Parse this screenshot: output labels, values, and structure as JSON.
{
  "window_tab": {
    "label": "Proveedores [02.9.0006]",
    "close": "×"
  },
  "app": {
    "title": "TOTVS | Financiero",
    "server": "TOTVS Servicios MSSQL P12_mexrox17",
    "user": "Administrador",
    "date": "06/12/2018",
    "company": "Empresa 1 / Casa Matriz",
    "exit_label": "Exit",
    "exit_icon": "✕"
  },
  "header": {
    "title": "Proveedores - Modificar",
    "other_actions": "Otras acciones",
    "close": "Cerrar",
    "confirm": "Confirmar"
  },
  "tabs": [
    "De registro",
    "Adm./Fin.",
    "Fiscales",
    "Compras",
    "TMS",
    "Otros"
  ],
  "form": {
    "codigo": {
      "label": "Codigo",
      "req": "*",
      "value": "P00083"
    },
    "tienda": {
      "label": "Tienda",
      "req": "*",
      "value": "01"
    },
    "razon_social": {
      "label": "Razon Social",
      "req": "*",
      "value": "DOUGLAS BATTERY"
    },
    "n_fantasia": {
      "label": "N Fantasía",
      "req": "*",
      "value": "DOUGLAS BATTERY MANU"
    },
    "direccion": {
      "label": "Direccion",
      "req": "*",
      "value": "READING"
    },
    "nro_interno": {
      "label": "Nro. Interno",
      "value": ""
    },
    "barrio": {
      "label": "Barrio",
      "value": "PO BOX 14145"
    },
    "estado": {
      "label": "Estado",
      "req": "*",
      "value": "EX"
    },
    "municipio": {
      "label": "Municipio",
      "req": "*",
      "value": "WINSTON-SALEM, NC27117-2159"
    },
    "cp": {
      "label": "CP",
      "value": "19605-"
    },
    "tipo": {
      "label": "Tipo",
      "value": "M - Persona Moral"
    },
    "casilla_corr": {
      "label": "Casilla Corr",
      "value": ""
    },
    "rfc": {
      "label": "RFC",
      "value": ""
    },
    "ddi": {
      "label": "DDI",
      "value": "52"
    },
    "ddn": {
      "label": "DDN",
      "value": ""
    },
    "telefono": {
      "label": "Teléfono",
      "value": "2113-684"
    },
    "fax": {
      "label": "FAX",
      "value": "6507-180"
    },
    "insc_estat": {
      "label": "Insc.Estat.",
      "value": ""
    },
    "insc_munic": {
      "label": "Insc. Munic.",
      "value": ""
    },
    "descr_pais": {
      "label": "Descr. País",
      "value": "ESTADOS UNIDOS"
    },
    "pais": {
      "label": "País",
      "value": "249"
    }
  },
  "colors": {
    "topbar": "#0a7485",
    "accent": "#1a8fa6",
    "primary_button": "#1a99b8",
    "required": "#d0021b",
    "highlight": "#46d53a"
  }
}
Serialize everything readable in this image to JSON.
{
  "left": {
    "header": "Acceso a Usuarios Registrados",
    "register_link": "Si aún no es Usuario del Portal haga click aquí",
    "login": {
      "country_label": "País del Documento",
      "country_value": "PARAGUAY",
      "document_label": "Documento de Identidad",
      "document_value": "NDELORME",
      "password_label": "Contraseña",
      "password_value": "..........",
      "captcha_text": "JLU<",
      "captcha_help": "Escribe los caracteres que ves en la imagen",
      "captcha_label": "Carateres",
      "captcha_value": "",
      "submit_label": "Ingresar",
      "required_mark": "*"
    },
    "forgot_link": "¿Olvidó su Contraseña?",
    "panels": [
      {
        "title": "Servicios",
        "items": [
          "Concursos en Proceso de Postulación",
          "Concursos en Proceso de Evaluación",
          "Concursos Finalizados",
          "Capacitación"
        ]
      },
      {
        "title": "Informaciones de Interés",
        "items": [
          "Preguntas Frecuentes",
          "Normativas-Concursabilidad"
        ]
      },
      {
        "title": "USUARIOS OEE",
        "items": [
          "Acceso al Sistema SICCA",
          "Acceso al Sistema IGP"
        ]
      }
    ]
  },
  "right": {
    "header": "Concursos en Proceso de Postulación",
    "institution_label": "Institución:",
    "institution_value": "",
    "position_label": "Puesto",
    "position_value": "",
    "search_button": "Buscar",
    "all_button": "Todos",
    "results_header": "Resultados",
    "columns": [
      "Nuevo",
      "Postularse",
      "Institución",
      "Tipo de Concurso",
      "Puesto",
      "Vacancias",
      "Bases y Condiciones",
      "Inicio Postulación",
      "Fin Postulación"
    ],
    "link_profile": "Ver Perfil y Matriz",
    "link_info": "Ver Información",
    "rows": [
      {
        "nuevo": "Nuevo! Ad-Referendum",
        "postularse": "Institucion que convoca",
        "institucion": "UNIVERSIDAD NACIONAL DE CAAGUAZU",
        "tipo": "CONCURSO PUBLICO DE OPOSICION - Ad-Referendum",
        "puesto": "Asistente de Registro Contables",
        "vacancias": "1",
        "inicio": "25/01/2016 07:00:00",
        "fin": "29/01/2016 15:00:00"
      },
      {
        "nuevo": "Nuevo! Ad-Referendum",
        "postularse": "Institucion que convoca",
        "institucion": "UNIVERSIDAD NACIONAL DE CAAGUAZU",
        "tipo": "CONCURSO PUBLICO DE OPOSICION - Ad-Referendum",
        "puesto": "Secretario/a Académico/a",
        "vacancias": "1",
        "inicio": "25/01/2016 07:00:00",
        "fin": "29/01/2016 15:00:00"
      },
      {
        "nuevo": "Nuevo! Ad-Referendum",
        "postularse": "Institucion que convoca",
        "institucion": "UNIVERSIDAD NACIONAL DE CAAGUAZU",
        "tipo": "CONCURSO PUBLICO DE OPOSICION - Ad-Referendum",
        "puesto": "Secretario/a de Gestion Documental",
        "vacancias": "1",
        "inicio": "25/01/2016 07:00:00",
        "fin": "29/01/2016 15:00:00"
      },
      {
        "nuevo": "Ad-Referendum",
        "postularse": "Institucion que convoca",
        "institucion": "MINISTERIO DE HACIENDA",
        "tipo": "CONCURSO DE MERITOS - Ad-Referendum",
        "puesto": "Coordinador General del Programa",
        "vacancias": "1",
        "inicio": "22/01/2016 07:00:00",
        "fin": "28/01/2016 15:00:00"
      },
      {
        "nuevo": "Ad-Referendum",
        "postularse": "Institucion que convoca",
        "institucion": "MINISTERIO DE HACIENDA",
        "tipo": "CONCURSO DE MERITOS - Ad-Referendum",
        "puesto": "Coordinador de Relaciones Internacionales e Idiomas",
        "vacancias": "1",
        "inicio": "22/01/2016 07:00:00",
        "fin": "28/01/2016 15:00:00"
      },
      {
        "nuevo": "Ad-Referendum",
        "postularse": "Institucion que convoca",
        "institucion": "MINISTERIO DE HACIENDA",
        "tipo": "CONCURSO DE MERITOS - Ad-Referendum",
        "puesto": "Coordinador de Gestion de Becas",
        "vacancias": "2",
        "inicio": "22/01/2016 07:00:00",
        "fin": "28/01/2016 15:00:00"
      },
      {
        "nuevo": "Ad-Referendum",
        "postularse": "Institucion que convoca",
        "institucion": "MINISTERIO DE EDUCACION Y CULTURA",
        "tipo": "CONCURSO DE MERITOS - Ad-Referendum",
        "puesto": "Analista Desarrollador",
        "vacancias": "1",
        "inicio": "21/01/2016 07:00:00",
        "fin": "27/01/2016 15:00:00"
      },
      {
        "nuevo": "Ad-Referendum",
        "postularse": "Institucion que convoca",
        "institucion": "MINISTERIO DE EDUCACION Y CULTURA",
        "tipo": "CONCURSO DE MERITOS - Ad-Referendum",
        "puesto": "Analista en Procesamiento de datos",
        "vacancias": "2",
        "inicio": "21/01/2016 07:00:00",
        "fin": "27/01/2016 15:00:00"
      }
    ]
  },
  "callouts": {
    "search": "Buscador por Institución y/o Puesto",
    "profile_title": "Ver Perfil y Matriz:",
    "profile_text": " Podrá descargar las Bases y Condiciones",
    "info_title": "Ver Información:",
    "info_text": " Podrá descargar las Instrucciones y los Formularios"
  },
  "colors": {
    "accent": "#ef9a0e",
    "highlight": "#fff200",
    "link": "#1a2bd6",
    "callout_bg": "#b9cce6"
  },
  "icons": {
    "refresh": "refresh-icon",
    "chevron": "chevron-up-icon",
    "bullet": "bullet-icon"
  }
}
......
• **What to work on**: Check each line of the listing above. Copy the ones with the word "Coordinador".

• **Exercise result**:
        "puesto": "Coordinador General del Programa",
        "puesto": "Coordinador de Relaciones Internacionales e Idiomas",
        "puesto": "Coordinador de Gestion de Becas",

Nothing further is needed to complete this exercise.